**ASSIGNMENT:** Where a line holds the word "screenshot", copy that line from the data below.

━━━━━ DATA TO EXAMINE ━━━━━

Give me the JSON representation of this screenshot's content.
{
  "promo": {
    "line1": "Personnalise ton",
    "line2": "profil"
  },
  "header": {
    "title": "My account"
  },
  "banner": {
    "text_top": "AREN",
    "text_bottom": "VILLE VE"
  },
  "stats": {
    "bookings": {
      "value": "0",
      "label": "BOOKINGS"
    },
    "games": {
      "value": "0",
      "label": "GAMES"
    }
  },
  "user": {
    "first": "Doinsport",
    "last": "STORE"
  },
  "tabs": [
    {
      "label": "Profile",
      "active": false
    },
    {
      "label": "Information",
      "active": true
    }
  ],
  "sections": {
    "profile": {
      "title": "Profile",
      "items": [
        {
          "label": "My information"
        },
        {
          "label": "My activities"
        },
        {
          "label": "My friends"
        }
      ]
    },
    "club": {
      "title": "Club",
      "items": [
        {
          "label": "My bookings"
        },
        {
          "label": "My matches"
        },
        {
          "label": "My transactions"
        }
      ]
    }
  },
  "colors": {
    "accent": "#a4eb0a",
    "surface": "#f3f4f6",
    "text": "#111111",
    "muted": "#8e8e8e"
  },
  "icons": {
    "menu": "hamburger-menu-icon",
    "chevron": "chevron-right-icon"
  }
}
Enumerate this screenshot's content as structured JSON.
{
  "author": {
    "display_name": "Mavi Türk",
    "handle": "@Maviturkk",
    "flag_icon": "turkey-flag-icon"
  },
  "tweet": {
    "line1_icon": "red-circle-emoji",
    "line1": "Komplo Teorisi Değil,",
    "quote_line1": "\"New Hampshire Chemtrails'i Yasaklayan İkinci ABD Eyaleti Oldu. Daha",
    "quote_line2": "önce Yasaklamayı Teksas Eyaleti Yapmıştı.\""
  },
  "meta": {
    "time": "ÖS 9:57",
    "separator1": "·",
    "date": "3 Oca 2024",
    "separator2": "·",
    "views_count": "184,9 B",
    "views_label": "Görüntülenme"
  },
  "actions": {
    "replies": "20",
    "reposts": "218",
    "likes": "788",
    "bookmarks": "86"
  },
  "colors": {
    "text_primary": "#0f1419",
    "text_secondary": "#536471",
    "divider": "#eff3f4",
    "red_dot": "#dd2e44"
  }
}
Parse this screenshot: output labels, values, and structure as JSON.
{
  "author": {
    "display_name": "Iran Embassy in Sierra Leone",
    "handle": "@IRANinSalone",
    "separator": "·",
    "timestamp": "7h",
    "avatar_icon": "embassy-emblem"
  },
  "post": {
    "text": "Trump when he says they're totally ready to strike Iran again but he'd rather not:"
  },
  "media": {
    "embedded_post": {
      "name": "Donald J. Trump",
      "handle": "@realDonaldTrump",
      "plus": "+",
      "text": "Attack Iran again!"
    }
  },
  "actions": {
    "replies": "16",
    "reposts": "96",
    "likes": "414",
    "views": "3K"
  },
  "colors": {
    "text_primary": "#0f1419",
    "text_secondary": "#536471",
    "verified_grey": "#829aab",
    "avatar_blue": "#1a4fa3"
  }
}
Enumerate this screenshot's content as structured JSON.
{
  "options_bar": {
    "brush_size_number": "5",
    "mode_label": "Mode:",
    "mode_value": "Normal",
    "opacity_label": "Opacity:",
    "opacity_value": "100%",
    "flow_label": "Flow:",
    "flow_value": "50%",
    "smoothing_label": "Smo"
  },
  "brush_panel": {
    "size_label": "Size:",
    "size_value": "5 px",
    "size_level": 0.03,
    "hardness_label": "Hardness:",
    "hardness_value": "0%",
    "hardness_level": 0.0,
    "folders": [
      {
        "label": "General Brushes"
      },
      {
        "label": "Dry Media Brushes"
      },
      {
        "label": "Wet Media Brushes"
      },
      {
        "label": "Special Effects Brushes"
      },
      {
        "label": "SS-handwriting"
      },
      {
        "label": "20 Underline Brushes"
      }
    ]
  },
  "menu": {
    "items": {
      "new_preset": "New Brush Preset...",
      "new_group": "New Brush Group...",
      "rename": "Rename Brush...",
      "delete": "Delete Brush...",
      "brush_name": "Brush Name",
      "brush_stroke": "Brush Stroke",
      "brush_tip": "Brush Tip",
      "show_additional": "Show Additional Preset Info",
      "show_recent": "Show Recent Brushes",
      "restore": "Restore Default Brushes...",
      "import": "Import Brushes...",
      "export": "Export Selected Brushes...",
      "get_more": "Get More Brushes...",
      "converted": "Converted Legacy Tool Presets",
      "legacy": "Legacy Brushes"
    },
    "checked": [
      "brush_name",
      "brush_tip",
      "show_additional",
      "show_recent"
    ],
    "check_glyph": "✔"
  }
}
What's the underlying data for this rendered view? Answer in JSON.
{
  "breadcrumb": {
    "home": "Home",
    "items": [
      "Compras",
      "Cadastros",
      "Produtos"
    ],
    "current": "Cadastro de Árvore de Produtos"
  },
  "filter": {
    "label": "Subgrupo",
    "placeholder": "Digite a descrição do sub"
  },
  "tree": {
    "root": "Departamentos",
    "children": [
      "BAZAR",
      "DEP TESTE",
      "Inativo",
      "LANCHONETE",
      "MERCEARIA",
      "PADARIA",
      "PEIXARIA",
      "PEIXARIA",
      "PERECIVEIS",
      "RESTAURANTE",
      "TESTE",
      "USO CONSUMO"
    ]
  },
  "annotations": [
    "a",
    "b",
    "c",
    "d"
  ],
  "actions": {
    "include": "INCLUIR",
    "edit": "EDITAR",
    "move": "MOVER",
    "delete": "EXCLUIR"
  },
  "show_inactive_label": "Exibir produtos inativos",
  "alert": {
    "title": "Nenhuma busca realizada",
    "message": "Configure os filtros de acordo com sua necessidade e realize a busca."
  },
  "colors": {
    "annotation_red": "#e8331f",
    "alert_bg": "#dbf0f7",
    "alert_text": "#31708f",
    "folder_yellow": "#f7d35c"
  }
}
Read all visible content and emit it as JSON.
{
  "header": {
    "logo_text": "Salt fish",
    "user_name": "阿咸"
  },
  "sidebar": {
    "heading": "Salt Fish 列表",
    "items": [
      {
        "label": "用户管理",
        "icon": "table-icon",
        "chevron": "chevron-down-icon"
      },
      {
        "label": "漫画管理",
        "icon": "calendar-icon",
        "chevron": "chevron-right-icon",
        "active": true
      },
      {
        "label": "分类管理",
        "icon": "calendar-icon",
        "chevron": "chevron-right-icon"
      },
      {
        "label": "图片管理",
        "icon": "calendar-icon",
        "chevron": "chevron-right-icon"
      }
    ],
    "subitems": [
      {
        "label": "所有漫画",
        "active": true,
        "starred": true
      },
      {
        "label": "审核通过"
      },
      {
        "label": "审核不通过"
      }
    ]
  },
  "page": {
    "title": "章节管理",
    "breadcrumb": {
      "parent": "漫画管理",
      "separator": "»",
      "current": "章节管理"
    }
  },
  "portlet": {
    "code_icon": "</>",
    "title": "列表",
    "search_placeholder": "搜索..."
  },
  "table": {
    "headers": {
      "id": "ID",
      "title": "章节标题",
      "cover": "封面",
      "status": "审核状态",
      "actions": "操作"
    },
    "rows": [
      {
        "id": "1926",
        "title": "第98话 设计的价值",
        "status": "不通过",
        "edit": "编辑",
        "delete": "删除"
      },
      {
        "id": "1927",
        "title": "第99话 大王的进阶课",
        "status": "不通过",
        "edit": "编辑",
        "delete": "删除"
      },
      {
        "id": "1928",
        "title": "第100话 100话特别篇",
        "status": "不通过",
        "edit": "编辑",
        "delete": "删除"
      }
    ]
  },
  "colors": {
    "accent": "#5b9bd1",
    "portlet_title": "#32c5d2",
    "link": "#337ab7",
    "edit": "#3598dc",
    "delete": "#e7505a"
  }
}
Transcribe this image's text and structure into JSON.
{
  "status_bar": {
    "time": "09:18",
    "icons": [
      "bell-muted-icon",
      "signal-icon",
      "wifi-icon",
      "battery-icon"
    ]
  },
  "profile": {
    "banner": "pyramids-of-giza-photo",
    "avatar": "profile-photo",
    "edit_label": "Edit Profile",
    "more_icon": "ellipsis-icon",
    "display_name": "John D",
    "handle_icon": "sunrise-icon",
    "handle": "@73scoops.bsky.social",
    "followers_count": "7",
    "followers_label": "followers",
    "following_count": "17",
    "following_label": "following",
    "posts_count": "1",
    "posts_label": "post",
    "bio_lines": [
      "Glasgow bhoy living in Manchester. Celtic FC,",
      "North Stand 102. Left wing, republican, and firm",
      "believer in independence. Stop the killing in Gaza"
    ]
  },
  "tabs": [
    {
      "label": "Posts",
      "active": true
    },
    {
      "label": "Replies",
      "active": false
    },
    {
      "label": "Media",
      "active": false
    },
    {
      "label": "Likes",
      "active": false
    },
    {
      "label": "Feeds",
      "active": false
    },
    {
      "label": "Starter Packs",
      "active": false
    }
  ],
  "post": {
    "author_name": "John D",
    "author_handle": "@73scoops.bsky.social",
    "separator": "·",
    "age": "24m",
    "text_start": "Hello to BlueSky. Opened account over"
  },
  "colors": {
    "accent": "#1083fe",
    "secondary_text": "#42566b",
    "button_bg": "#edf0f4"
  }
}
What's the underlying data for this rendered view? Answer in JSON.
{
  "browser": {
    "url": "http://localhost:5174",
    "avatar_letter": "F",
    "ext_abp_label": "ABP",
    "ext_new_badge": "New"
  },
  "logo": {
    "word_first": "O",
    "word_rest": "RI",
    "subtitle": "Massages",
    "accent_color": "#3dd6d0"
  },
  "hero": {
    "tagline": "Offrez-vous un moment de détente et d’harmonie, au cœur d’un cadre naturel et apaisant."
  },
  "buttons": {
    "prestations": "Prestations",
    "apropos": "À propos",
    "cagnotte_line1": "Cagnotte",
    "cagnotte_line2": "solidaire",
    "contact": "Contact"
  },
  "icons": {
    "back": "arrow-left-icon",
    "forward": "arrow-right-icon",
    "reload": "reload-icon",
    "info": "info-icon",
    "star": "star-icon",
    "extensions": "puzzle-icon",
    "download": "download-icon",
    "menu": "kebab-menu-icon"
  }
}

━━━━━

**RESULT:**
Give me the JSON representation of this screenshot's content.
Enumerate this screenshot's content as structured JSON.
Parse this screenshot: output labels, values, and structure as JSON.
Enumerate this screenshot's content as structured JSON.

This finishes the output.